Flaherty has a chance to be the next Dustin Pedroia. Like Pedroia, Flaherty has a strong track record against elite competition. Pedroia went to Arizona State; Flaherty plays at Vanderbilt. In 2008, he hit .327/.415/.550 with 14 home runs. Not only has he been challenged by tough SEC pitchers, he plays his home games in a pitcher’s park. He doesn’t hit for much power, but he should hit for average and draw a few walks in the pros. Both he and Pedroia were shortstops in college, but Pedroia moved to second base and Flaherty will likely have to do the same. Flaherty’s dad coached Southern Maine to two Division III national championships and that baseball intelligence and makeup has rubbed off on his son. He will probably be drafted in the third round.
Johnny Giavotella, 2B, Jr., New Orleans
Giavotella has been overlooked by scouts — literally.

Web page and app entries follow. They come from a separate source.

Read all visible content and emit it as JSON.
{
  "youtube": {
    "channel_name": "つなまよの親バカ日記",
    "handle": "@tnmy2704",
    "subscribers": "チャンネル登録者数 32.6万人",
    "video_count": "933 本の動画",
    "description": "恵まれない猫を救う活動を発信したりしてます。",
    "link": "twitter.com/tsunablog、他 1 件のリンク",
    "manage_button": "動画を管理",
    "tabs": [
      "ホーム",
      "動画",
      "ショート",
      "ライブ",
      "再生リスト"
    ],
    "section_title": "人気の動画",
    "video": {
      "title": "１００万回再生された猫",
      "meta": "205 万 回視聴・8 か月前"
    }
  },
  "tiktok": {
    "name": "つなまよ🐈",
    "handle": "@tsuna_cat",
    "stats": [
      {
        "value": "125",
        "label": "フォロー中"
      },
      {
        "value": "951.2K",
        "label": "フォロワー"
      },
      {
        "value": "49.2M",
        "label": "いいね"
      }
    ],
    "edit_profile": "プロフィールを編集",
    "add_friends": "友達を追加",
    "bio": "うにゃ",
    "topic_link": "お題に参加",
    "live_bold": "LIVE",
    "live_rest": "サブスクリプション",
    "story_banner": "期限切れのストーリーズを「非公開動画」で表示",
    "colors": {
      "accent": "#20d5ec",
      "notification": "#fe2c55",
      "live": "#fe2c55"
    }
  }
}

The Privateers’ second baseman is only 5-foot-8 and 185 pounds, but he packs a punch. In his junior campaign, he hit .361/.476/.601 with 12 home runs. It was his second consecutive season when he recorded a OPS that was at least 1.000. He draws plenty of walks and should be able to stay at second baseman as a pro. He’ll likely be drafted between rounds 5 and 10.
Jose Lozada, SS, Sr., Bethune-Cookman
Lozada is a sleeper who you should keep your eye on. After spending one season at Miami-Dade Community College and two at Benedictine College, Lozada transferred to Bethune-Cookman before the ’08 season. He has put up startling numbers, hitting .398/.500/.635 with 7 homers for the Wildcats. Lozada has beat up inferior MEAC pitching, so his stats should be taken with caution. Lozada will probably have to move to second base because he made a team high 23 errors in 2008. Few players get on-base in half of their plate appearances like Lozada and he should continue to hit in pro ball. As a senior, he’ll be easy to sign.
Tomorrow, the series continues with a look at third basemen.